Rail Car Incident Response Training - Sessions Closed


May 26, 2009


The State Emergency Response Commission and the University of Findlay are co-sponsoring the Rail Car Incident Reponse Training on the following dates:

  • May 27th and 28th at the Waterville Fire Department (Closed)

  • June 2nd, 3rd, and 4th at the South Portland Fire Department (Closed)

For more information, download (in Adobe® .pdf format):

The Rail Car Incident Response course has been developed to educate emergency responders on freight rail car incidents involving hazardous materials. As more and more rail traffic transports cargo, including hazardous materials, it is critical that emergency responders are well trained. The increase in traffic adds to the already present risk of transportation incidents involving hazardous cargo. In addition, since a majority of the rail traffic travels through rural America, it is important that the often times resource limited rural responder community become educated about the dangers and unique hazards presented with rail cars.
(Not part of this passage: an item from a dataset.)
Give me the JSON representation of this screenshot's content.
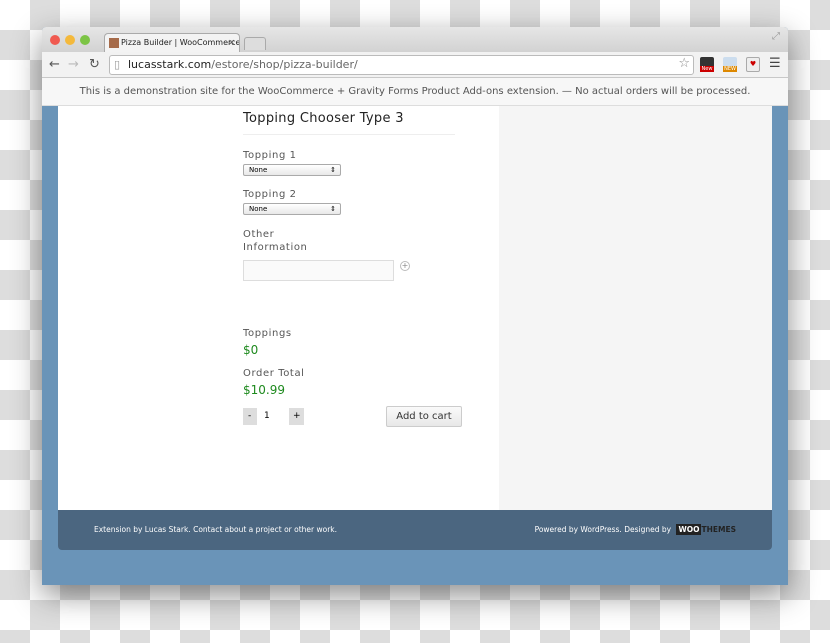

The information covered in this course will enhance the ability of emergency responders, especially rural emergency responders, to manage rail car incidents.

The following key elements serve as the basis for the course:

  • Recognizing the chemical being transported, which has physical, chemical, and toxicological properties that dictate the transportation requirements and the manner in which the chemical must be considered in an emergency situation;

  • Identifying the packaging system, which is reflected in the design and construction of the rail tank car, and the components of the rail car as well as all the information conveyed in the car stenciling;

  • Explaining the incident to determine the damage to the car and the potential hazard to people, property, and the environment from the release or reaction of the chemical and to take appropriate protective action;

  • Recognizing the appropriate and safest handling method of the chemical in the damaged car to mitigate the situation, whether by transfer, neutralization, venting, flaring, etc., and understanding these options;

  • Managing the incident and the many conflicting interests represented by all the potential participants at an incident; and

  • Identifying federal, state and private sector resources available to assist in the response.

You will need the free Adobe® Reader to view PDF documents. Should you need an alternate form of any document, please contact us.



Faith Mayer


Last update: 07/20/10